## What is needed
Which lines have the string "this"? Copy all of them from the entries below.

# # #

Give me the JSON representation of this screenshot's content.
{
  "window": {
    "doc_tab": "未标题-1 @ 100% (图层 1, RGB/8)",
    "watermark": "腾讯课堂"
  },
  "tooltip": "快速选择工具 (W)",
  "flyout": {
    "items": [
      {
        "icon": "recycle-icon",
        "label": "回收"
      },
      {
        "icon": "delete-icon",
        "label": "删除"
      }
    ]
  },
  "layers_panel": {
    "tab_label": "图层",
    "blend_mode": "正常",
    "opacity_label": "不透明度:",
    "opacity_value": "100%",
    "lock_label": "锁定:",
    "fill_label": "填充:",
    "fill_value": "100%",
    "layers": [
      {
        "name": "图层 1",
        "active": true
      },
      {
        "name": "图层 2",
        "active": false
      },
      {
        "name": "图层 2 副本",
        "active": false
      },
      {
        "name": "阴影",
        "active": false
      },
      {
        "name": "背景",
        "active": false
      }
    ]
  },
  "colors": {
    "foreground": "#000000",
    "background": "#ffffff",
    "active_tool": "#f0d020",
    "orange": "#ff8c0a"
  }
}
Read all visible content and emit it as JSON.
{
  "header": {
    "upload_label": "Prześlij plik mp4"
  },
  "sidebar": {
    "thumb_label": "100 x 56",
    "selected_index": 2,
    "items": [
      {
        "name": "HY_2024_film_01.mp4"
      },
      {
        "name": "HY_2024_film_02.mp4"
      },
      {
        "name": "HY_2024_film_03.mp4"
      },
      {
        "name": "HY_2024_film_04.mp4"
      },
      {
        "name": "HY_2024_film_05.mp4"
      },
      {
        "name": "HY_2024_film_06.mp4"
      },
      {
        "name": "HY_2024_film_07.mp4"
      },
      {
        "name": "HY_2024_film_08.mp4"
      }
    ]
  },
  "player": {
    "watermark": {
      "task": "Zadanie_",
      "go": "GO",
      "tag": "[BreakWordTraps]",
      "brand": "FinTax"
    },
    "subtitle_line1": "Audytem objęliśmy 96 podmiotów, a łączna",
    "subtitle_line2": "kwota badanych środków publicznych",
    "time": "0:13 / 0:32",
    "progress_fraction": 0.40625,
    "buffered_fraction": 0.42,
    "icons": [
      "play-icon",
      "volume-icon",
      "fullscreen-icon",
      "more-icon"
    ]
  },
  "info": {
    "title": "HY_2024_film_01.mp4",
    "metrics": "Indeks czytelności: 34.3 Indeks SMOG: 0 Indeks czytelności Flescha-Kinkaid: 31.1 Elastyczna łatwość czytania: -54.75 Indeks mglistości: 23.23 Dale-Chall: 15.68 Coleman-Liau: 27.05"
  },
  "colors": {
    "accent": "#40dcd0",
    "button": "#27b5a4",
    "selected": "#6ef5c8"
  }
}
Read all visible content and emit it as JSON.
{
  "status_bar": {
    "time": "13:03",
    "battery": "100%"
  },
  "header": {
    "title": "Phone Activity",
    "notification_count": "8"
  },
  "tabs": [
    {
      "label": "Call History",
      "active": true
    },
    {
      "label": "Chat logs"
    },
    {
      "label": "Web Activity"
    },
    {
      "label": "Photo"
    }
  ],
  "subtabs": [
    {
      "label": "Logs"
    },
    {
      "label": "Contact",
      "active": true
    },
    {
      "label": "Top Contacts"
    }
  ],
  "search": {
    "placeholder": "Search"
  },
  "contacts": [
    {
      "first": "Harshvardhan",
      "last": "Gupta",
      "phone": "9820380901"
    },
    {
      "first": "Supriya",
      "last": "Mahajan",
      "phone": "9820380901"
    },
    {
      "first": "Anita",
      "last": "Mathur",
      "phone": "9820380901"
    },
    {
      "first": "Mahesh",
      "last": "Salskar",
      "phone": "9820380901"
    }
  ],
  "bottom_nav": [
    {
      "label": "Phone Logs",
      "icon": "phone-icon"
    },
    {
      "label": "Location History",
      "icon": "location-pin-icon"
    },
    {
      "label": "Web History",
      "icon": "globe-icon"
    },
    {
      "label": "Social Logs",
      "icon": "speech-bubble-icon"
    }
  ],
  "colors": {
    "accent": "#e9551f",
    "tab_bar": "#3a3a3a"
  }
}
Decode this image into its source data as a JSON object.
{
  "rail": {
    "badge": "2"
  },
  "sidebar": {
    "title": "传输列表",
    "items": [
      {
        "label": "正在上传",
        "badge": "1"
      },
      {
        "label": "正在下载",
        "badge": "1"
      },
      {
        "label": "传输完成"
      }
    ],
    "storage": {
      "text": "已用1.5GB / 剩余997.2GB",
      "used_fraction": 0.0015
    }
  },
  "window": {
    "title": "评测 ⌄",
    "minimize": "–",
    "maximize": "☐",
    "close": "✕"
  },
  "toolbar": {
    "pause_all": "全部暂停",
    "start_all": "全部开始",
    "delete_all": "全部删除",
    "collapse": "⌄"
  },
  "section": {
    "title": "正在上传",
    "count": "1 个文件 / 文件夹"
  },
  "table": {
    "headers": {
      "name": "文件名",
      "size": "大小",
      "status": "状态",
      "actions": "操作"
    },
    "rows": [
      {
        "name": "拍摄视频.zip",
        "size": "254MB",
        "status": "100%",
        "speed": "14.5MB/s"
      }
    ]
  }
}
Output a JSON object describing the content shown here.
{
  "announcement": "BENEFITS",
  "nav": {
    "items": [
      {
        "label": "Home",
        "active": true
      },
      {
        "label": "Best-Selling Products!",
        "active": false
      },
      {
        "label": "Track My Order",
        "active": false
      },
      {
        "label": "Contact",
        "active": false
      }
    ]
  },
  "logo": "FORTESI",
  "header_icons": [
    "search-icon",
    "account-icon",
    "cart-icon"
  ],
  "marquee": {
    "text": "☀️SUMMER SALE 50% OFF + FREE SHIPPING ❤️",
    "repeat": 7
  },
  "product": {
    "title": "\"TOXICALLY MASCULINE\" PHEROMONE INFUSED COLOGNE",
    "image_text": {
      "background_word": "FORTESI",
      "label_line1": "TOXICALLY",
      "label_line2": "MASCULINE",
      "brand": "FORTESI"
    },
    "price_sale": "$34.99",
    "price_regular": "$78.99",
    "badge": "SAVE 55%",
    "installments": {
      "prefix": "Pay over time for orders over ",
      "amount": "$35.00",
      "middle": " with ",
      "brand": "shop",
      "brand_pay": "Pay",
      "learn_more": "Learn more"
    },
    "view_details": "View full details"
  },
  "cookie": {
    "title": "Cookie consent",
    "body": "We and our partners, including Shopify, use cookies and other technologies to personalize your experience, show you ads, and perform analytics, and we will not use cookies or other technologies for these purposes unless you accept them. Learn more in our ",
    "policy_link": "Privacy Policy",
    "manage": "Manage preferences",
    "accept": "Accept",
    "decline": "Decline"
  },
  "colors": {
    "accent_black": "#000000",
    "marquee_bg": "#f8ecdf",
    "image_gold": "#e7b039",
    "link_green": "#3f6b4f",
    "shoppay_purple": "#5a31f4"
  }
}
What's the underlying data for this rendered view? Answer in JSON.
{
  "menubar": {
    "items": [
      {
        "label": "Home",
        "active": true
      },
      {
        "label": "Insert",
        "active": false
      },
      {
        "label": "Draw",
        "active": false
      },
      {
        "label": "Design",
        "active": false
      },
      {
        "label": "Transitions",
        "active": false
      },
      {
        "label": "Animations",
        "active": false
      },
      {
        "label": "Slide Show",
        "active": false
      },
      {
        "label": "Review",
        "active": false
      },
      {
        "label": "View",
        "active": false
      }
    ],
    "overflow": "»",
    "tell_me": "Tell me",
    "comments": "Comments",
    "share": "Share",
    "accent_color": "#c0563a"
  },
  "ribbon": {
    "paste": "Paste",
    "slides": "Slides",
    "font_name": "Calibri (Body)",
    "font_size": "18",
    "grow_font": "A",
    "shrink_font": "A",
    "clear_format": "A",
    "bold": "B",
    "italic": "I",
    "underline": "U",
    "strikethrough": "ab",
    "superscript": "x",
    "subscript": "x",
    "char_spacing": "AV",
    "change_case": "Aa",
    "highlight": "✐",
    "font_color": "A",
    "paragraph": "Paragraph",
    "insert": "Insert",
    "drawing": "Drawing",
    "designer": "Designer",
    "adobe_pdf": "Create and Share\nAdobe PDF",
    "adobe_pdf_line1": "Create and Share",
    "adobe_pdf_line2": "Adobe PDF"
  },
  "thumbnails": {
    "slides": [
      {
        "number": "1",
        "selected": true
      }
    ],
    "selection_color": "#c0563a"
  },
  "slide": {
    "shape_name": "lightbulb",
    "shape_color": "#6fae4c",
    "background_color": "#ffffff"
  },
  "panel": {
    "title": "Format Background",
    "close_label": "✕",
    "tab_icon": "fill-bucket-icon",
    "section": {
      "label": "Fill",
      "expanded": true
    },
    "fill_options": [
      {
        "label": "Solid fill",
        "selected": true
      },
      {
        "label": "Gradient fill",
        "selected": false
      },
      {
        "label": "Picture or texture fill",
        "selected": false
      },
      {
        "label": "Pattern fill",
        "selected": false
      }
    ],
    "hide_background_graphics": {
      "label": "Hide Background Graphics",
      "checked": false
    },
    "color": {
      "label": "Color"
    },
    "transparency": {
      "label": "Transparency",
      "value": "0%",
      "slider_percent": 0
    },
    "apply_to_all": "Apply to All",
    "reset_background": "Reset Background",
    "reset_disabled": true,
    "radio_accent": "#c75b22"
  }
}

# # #

## Your response
Give me the JSON representation of this screenshot's content.
Decode this image into its source data as a JSON object.
What's the underlying data for this rendered view? Answer in JSON.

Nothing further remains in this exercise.